▶ [INPUT MATERIAL]:
◇ ◇ ◇ ◇

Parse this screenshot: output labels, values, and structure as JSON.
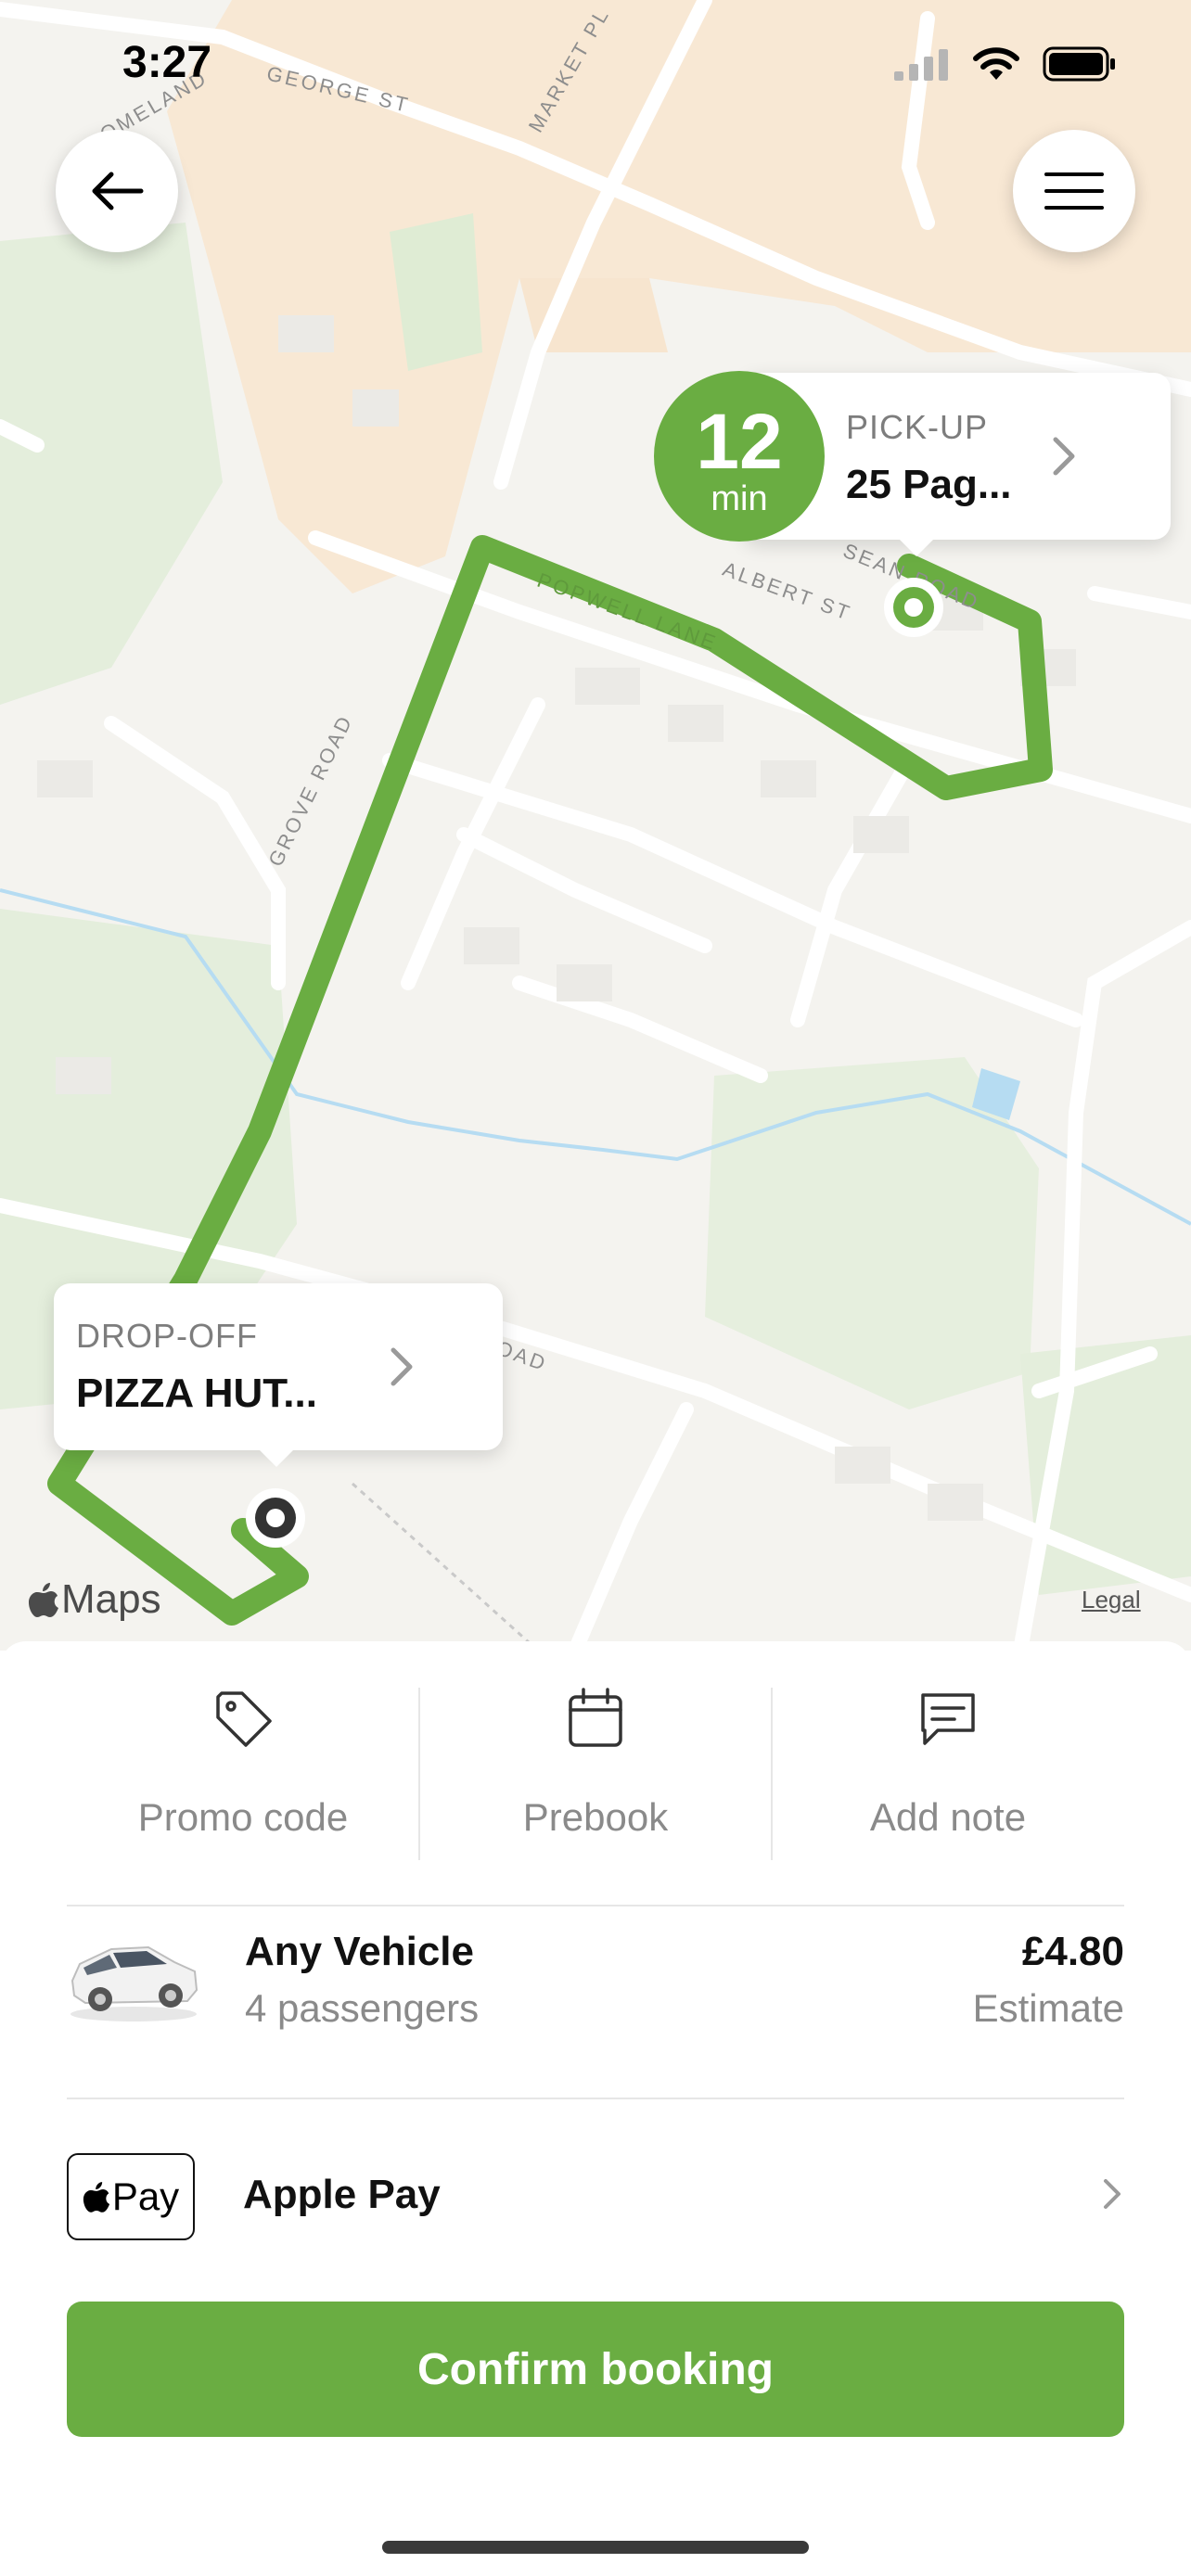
{
  "status_bar": {
    "time": "3:27"
  },
  "map": {
    "street_labels": [
      "GEORGE ST",
      "MARKET PL",
      "ALBERT ST",
      "GROVE ROAD",
      "POPWELL LANE",
      "SEAN ROAD",
      "OMELAND",
      "OAD"
    ],
    "pickup": {
      "eta_number": "12",
      "eta_unit": "min",
      "label": "PICK-UP",
      "value": "25 Pag..."
    },
    "dropoff": {
      "label": "DROP-OFF",
      "value": "PIZZA HUT..."
    },
    "maps_logo": "Maps",
    "legal": "Legal",
    "route_color": "#6aad42"
  },
  "actions": [
    {
      "label": "Promo code",
      "icon": "tag-icon"
    },
    {
      "label": "Prebook",
      "icon": "calendar-icon"
    },
    {
      "label": "Add note",
      "icon": "note-icon"
    }
  ],
  "vehicle": {
    "name": "Any Vehicle",
    "passengers": "4 passengers",
    "price": "£4.80",
    "price_note": "Estimate"
  },
  "payment": {
    "badge": "Pay",
    "label": "Apple Pay"
  },
  "confirm_label": "Confirm booking",
  "accent_color": "#6aad42"
}
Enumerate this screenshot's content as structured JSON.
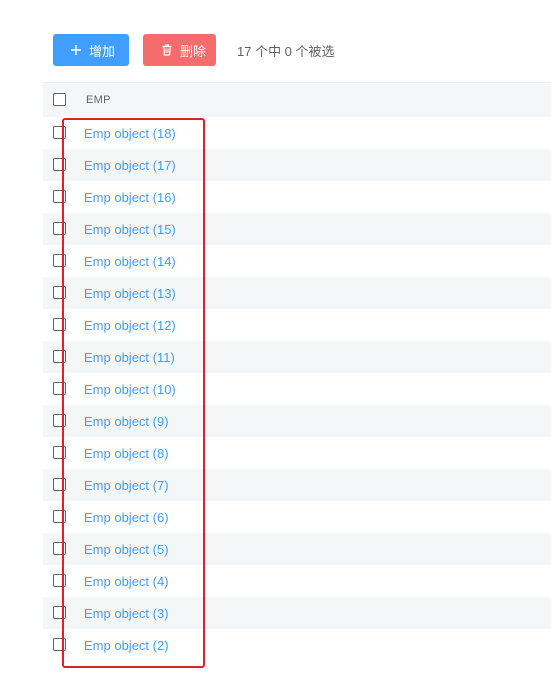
{
  "toolbar": {
    "add_label": "增加",
    "delete_label": "删除",
    "selection_count": "17 个中 0 个被选"
  },
  "table": {
    "column_header": "EMP",
    "rows": [
      "Emp object (18)",
      "Emp object (17)",
      "Emp object (16)",
      "Emp object (15)",
      "Emp object (14)",
      "Emp object (13)",
      "Emp object (12)",
      "Emp object (11)",
      "Emp object (10)",
      "Emp object (9)",
      "Emp object (8)",
      "Emp object (7)",
      "Emp object (6)",
      "Emp object (5)",
      "Emp object (4)",
      "Emp object (3)",
      "Emp object (2)"
    ]
  },
  "colors": {
    "add_button": "#409eff",
    "delete_button": "#f56c6c",
    "link": "#409eff",
    "highlight_box": "#e0202a"
  },
  "icons": {
    "add": "plus-icon",
    "delete": "trash-icon"
  }
}
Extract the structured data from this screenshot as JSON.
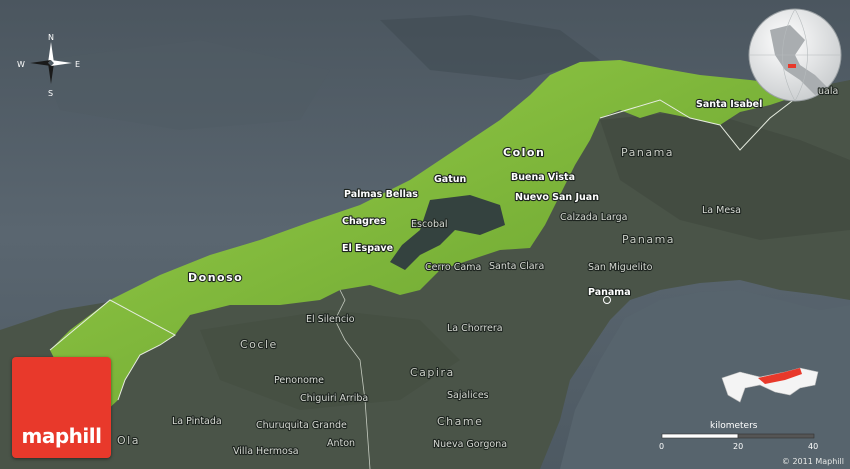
{
  "map": {
    "brand": "maphill",
    "copyright": "© 2011 Maphill",
    "compass": {
      "n": "N",
      "s": "S",
      "e": "E",
      "w": "W"
    },
    "scale": {
      "title": "kilometers",
      "ticks": [
        "0",
        "20",
        "40"
      ]
    },
    "regions": {
      "colon_highlight": "Colon",
      "donoso": "Donoso",
      "panama_1": "Panama",
      "panama_2": "Panama",
      "cocle": "Cocle",
      "capira": "Capira",
      "chame": "Chame",
      "ola": "Ola"
    },
    "places_highlight": {
      "santa_isabel": "Santa Isabel",
      "palmas_bellas": "Palmas Bellas",
      "gatun": "Gatun",
      "buena_vista": "Buena Vista",
      "nuevo_san_juan": "Nuevo San Juan",
      "chagres": "Chagres",
      "el_espave": "El Espave"
    },
    "places": {
      "escobal": "Escobal",
      "calzada_larga": "Calzada Larga",
      "la_mesa": "La Mesa",
      "cerro_cama": "Cerro Cama",
      "santa_clara": "Santa Clara",
      "san_miguelito": "San Miguelito",
      "panama_city": "Panama",
      "el_silencio": "El Silencio",
      "la_chorrera": "La Chorrera",
      "penonome": "Penonome",
      "chiguiri_arriba": "Chiguiri Arriba",
      "sajalices": "Sajalices",
      "la_pintada": "La Pintada",
      "churuquita_grande": "Churuquita Grande",
      "anton": "Anton",
      "villa_hermosa": "Villa Hermosa",
      "nueva_gorgona": "Nueva Gorgona",
      "uala": "uala"
    },
    "colors": {
      "highlight_land": "#8cc63f",
      "land": "#4a5448",
      "sea": "#56636d",
      "brand_red": "#e8392b"
    }
  }
}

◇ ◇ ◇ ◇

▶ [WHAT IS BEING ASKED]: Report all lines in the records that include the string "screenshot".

▶ [EXERCISE RESULT]:
Parse this screenshot: output labels, values, and structure as JSON.
Enumerate this screenshot's content as structured JSON.
Extract the structured data from this screenshot as JSON.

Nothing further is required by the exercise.